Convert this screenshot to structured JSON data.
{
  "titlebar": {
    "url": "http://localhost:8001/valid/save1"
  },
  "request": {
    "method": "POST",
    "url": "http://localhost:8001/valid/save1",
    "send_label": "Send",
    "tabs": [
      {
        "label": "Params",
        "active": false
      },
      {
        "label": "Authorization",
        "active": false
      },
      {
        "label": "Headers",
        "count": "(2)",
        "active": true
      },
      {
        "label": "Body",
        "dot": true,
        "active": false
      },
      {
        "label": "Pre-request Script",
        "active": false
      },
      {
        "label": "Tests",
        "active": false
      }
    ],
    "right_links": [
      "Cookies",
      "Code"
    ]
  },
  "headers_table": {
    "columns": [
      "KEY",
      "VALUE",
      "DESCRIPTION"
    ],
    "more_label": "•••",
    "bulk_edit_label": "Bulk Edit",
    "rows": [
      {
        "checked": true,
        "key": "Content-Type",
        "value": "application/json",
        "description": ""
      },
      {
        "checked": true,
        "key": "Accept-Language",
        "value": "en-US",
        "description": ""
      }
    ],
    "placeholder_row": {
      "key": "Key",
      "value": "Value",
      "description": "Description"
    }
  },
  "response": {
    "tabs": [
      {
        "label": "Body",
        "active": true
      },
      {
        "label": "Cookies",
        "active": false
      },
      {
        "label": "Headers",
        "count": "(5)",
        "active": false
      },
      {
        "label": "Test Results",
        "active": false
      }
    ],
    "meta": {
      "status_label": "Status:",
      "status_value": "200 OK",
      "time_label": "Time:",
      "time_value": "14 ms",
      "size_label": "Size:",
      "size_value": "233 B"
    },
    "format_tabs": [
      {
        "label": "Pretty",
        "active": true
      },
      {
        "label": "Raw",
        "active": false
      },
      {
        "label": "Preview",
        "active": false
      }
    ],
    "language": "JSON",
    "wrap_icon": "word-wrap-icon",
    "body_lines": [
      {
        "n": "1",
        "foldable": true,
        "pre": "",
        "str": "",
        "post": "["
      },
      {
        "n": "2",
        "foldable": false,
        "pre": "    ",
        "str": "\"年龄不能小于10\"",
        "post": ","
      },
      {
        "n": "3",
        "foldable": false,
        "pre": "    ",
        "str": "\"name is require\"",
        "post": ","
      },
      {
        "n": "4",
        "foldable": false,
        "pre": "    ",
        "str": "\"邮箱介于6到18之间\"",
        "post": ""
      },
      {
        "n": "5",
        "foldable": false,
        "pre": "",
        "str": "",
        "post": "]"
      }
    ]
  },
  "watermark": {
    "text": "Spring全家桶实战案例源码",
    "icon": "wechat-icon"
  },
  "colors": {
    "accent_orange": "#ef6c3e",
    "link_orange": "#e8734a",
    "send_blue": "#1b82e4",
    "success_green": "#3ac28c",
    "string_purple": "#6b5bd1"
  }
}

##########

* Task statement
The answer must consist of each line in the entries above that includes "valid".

* Result of the task
    "url": "http://localhost:8001/valid/save1"
    "url": "http://localhost:8001/valid/save1",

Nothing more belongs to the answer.